[[ Provided records, beginning ]]

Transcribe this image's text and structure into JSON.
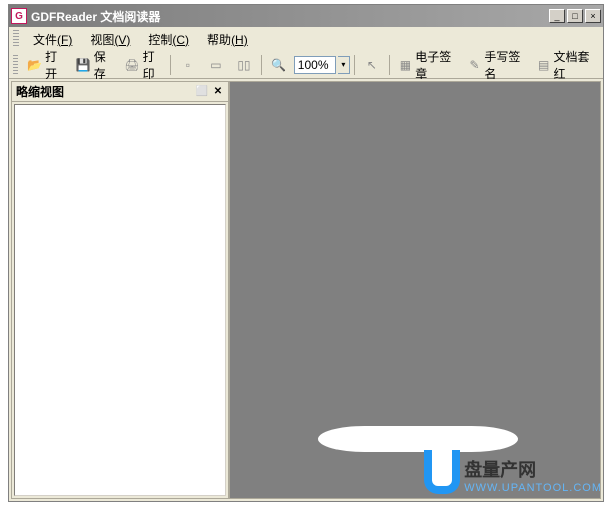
{
  "title": "GDFReader  文档阅读器",
  "menu": {
    "file": {
      "label": "文件",
      "accel": "(F)"
    },
    "view": {
      "label": "视图",
      "accel": "(V)"
    },
    "control": {
      "label": "控制",
      "accel": "(C)"
    },
    "help": {
      "label": "帮助",
      "accel": "(H)"
    }
  },
  "toolbar": {
    "open": "打开",
    "save": "保存",
    "print": "打印",
    "zoom": "100%",
    "esign": "电子签章",
    "handwrite": "手写签名",
    "doctpl": "文档套红"
  },
  "sidepanel": {
    "title": "略缩视图"
  },
  "watermark": {
    "top": "盘量产网",
    "bot": "WWW.UPANTOOL.COM"
  },
  "icons": {
    "logo": "G",
    "minimize": "_",
    "maximize": "□",
    "close": "×",
    "pin": "⬜",
    "x": "✕",
    "dd": "▾"
  }
}
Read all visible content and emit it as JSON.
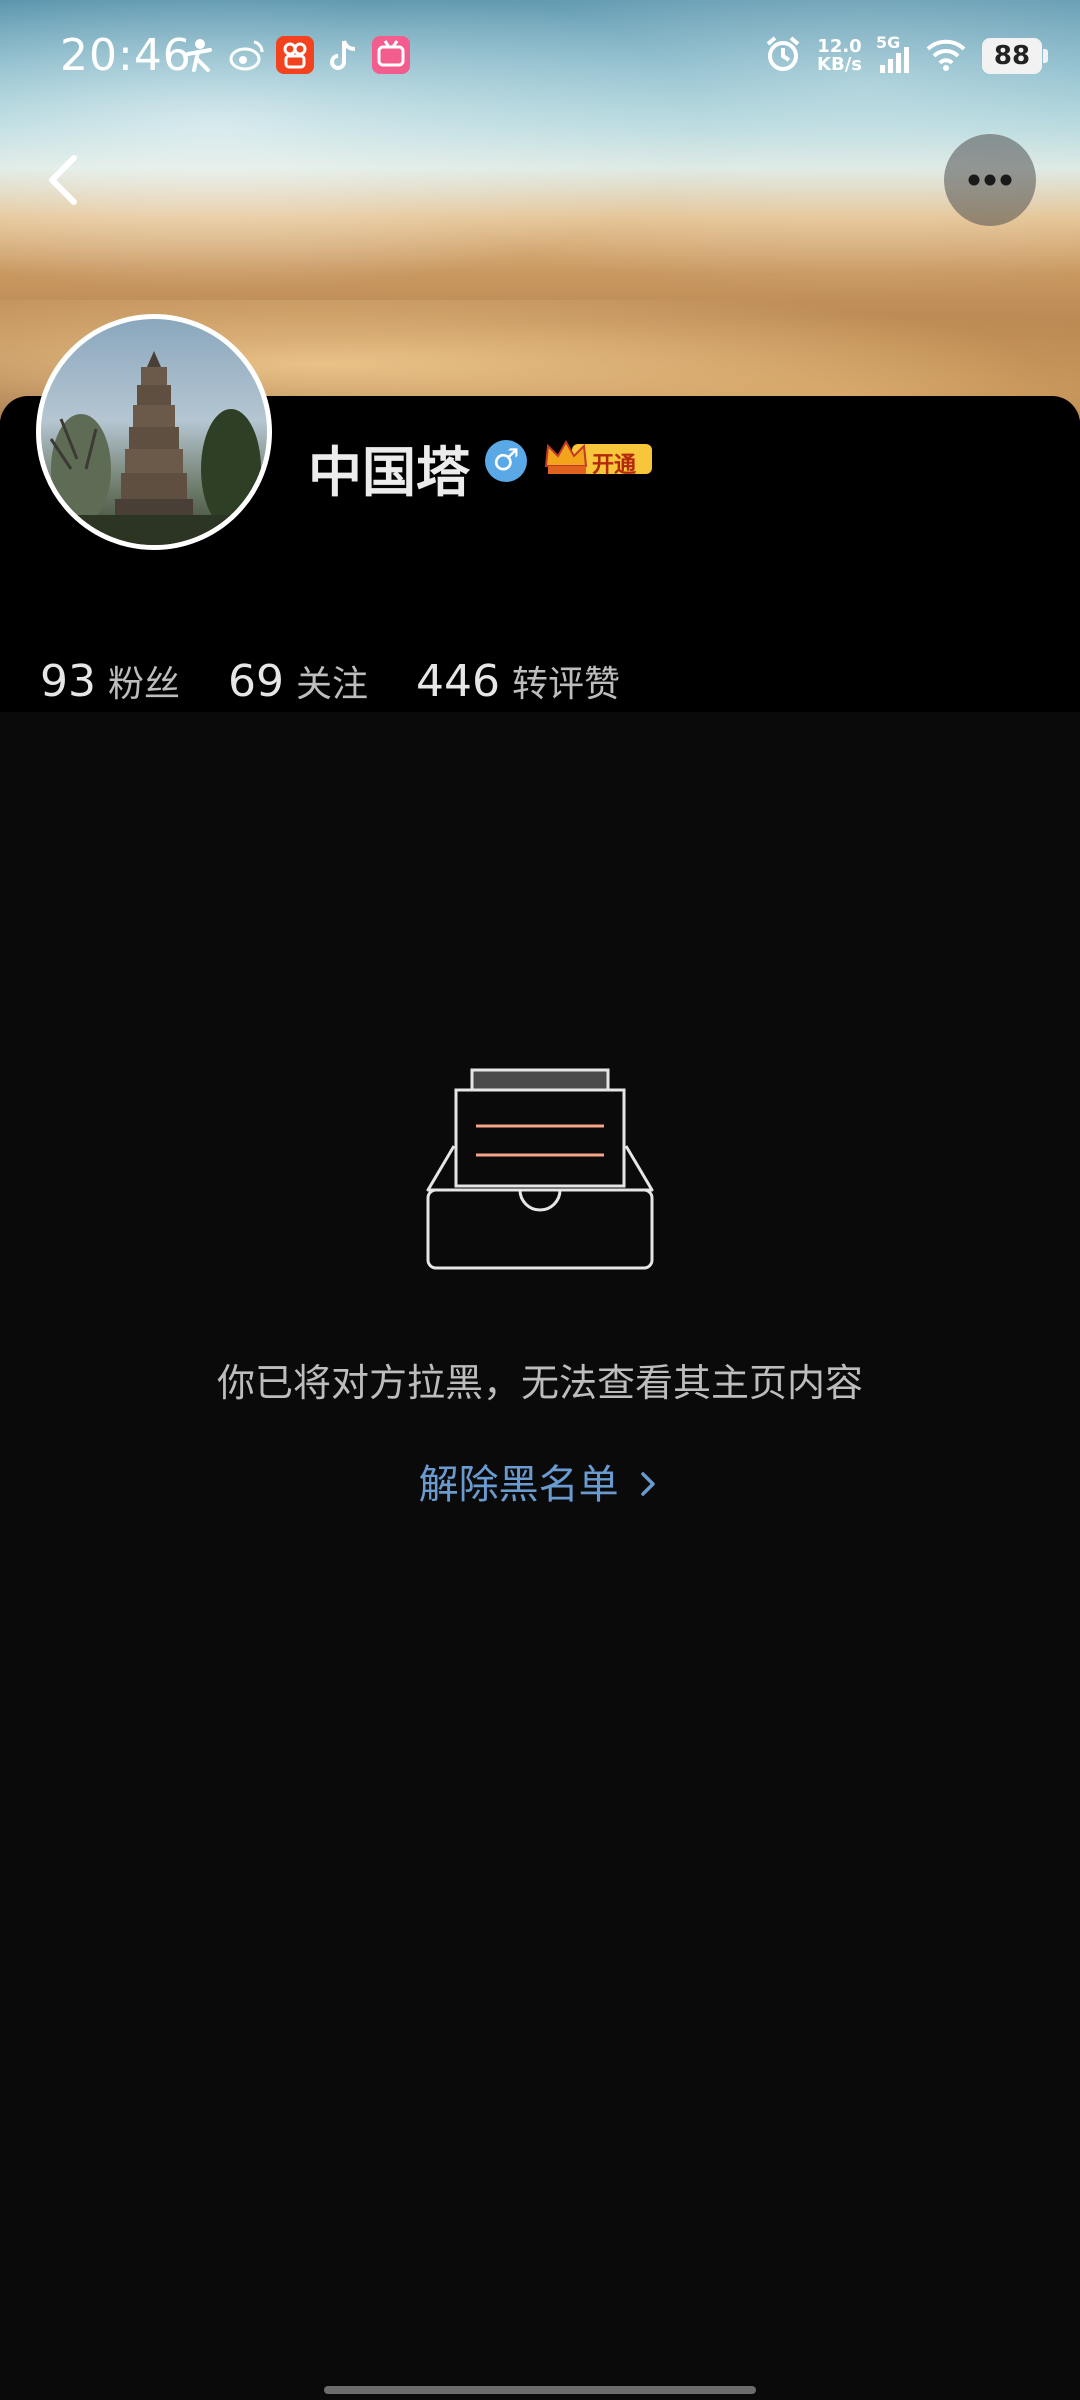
{
  "status_bar": {
    "time": "20:46",
    "net_speed_value": "12.0",
    "net_speed_unit": "KB/s",
    "network": "5G",
    "battery": "88"
  },
  "profile": {
    "name": "中国塔",
    "gender_icon": "male-icon",
    "vip_label": "开通",
    "stats": [
      {
        "value": "93",
        "label": "粉丝"
      },
      {
        "value": "69",
        "label": "关注"
      },
      {
        "value": "446",
        "label": "转评赞"
      }
    ]
  },
  "empty_state": {
    "message": "你已将对方拉黑，无法查看其主页内容",
    "action_label": "解除黑名单"
  },
  "colors": {
    "background": "#0a0a0a",
    "card": "#000000",
    "link": "#6a9bd0",
    "accent_line": "#f4a58a"
  }
}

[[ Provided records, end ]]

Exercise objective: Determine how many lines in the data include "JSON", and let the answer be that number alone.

Finished exercise: 2